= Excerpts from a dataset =
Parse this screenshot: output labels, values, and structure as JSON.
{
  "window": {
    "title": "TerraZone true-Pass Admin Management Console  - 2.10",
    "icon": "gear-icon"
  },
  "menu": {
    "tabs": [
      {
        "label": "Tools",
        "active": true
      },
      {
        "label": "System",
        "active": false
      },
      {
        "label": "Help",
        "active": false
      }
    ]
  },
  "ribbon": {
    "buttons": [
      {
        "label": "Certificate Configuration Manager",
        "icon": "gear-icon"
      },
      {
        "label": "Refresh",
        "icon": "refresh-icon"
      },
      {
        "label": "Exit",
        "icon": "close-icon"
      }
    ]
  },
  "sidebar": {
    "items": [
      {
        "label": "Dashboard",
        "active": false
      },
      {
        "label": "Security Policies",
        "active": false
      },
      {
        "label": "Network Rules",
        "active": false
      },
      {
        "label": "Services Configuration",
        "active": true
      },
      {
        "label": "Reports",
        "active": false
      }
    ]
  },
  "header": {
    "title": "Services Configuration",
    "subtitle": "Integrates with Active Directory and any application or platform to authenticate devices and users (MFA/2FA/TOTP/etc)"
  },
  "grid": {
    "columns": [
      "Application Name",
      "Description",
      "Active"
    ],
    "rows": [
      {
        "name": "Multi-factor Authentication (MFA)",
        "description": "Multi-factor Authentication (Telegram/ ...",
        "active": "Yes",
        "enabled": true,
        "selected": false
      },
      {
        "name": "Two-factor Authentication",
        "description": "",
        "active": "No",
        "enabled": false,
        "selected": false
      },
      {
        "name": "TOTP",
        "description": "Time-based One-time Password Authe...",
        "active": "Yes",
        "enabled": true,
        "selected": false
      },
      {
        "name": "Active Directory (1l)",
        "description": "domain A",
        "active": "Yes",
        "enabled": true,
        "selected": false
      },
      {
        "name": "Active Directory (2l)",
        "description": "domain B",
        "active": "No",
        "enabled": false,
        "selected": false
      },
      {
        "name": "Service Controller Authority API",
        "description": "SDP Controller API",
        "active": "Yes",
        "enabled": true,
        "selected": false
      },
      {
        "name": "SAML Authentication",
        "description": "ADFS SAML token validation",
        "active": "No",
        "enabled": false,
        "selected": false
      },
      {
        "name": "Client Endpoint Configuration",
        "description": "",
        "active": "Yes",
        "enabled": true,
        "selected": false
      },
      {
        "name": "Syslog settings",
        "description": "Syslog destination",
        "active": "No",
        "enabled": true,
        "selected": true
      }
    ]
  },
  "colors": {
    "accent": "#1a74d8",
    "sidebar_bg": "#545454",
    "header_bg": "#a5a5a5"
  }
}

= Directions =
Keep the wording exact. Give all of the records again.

= Written solution =
Parse this screenshot: output labels, values, and structure as JSON.
{
  "window": {
    "title": "TerraZone true-Pass Admin Management Console  - 2.10",
    "icon": "gear-icon"
  },
  "menu": {
    "tabs": [
      {
        "label": "Tools",
        "active": true
      },
      {
        "label": "System",
        "active": false
      },
      {
        "label": "Help",
        "active": false
      }
    ]
  },
  "ribbon": {
    "buttons": [
      {
        "label": "Certificate Configuration Manager",
        "icon": "gear-icon"
      },
      {
        "label": "Refresh",
        "icon": "refresh-icon"
      },
      {
        "label": "Exit",
        "icon": "close-icon"
      }
    ]
  },
  "sidebar": {
    "items": [
      {
        "label": "Dashboard",
        "active": false
      },
      {
        "label": "Security Policies",
        "active": false
      },
      {
        "label": "Network Rules",
        "active": false
      },
      {
        "label": "Services Configuration",
        "active": true
      },
      {
        "label": "Reports",
        "active": false
      }
    ]
  },
  "header": {
    "title": "Services Configuration",
    "subtitle": "Integrates with Active Directory and any application or platform to authenticate devices and users (MFA/2FA/TOTP/etc)"
  },
  "grid": {
    "columns": [
      "Application Name",
      "Description",
      "Active"
    ],
    "rows": [
      {
        "name": "Multi-factor Authentication (MFA)",
        "description": "Multi-factor Authentication (Telegram/ ...",
        "active": "Yes",
        "enabled": true,
        "selected": false
      },
      {
        "name": "Two-factor Authentication",
        "description": "",
        "active": "No",
        "enabled": false,
        "selected": false
      },
      {
        "name": "TOTP",
        "description": "Time-based One-time Password Authe...",
        "active": "Yes",
        "enabled": true,
        "selected": false
      },
      {
        "name": "Active Directory (1l)",
        "description": "domain A",
        "active": "Yes",
        "enabled": true,
        "selected": false
      },
      {
        "name": "Active Directory (2l)",
        "description": "domain B",
        "active": "No",
        "enabled": false,
        "selected": false
      },
      {
        "name": "Service Controller Authority API",
        "description": "SDP Controller API",
        "active": "Yes",
        "enabled": true,
        "selected": false
      },
      {
        "name": "SAML Authentication",
        "description": "ADFS SAML token validation",
        "active": "No",
        "enabled": false,
        "selected": false
      },
      {
        "name": "Client Endpoint Configuration",
        "description": "",
        "active": "Yes",
        "enabled": true,
        "selected": false
      },
      {
        "name": "Syslog settings",
        "description": "Syslog destination",
        "active": "No",
        "enabled": true,
        "selected": true
      }
    ]
  },
  "colors": {
    "accent": "#1a74d8",
    "sidebar_bg": "#545454",
    "header_bg": "#a5a5a5"
  }
}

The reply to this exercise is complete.